**What you need to do**.
Reproduce every entry that follows word for word, but omit the images.

(Supplied material Opens)

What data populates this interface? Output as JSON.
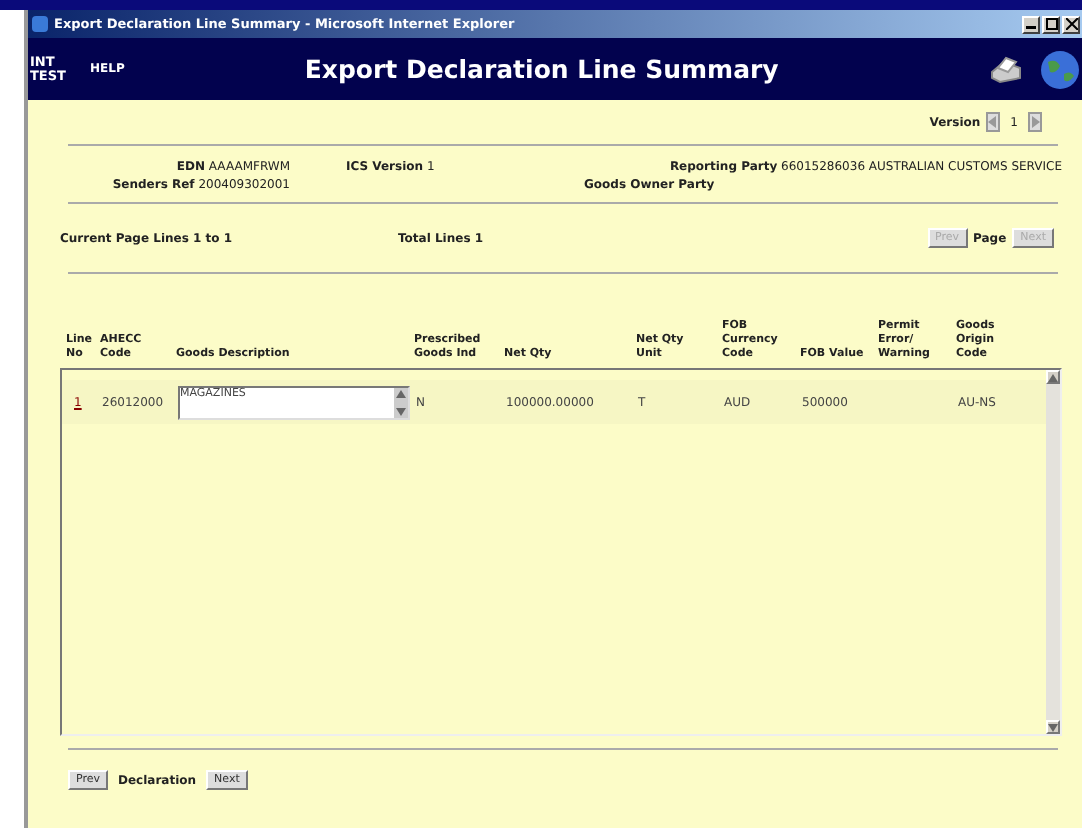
{
  "window": {
    "title": "Export Declaration Line Summary - Microsoft Internet Explorer"
  },
  "header": {
    "env": "INT TEST",
    "help": "HELP",
    "title": "Export Declaration Line Summary"
  },
  "version": {
    "label": "Version",
    "value": "1"
  },
  "info": [
    {
      "label": "EDN",
      "value": "AAAAMFRWM"
    },
    {
      "label": "ICS Version",
      "value": "1"
    },
    {
      "label": "Reporting Party",
      "value": "66015286036  AUSTRALIAN CUSTOMS SERVICE"
    },
    {
      "label": "Senders Ref",
      "value": "200409302001"
    },
    {
      "label": "Goods Owner Party"
    }
  ],
  "paging": {
    "current": "Current Page Lines 1 to 1",
    "total": "Total Lines 1",
    "prev": {
      "label": "Prev",
      "disabled": true
    },
    "page": "Page",
    "next": {
      "label": "Next",
      "disabled": true
    }
  },
  "table": {
    "columns": [
      "Line No",
      "AHECC Code",
      "Goods Description",
      "Prescribed Goods Ind",
      "Net Qty",
      "Net Qty Unit",
      "FOB Currency Code",
      "FOB Value",
      "Permit Error/ Warning",
      "Goods Origin Code"
    ],
    "rows": [
      {
        "line": "1",
        "ahecc": "26012000",
        "description": "MAGAZINES",
        "prescribed": "N",
        "net_qty": "100000.00000",
        "unit": "T",
        "currency": "AUD",
        "fob_value": "500000",
        "origin": "AU-NS"
      }
    ]
  },
  "footer": {
    "prev": {
      "label": "Prev",
      "disabled": false
    },
    "label": "Declaration",
    "next": {
      "label": "Next",
      "disabled": false
    }
  }
}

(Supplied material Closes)

**The completed task**.
What data populates this interface? Output as JSON.
{
  "window": {
    "title": "Export Declaration Line Summary - Microsoft Internet Explorer"
  },
  "header": {
    "env": "INT TEST",
    "help": "HELP",
    "title": "Export Declaration Line Summary"
  },
  "version": {
    "label": "Version",
    "value": "1"
  },
  "info": [
    {
      "label": "EDN",
      "value": "AAAAMFRWM"
    },
    {
      "label": "ICS Version",
      "value": "1"
    },
    {
      "label": "Reporting Party",
      "value": "66015286036  AUSTRALIAN CUSTOMS SERVICE"
    },
    {
      "label": "Senders Ref",
      "value": "200409302001"
    },
    {
      "label": "Goods Owner Party"
    }
  ],
  "paging": {
    "current": "Current Page Lines 1 to 1",
    "total": "Total Lines 1",
    "prev": {
      "label": "Prev",
      "disabled": true
    },
    "page": "Page",
    "next": {
      "label": "Next",
      "disabled": true
    }
  },
  "table": {
    "columns": [
      "Line No",
      "AHECC Code",
      "Goods Description",
      "Prescribed Goods Ind",
      "Net Qty",
      "Net Qty Unit",
      "FOB Currency Code",
      "FOB Value",
      "Permit Error/ Warning",
      "Goods Origin Code"
    ],
    "rows": [
      {
        "line": "1",
        "ahecc": "26012000",
        "description": "MAGAZINES",
        "prescribed": "N",
        "net_qty": "100000.00000",
        "unit": "T",
        "currency": "AUD",
        "fob_value": "500000",
        "origin": "AU-NS"
      }
    ]
  },
  "footer": {
    "prev": {
      "label": "Prev",
      "disabled": false
    },
    "label": "Declaration",
    "next": {
      "label": "Next",
      "disabled": false
    }
  }
}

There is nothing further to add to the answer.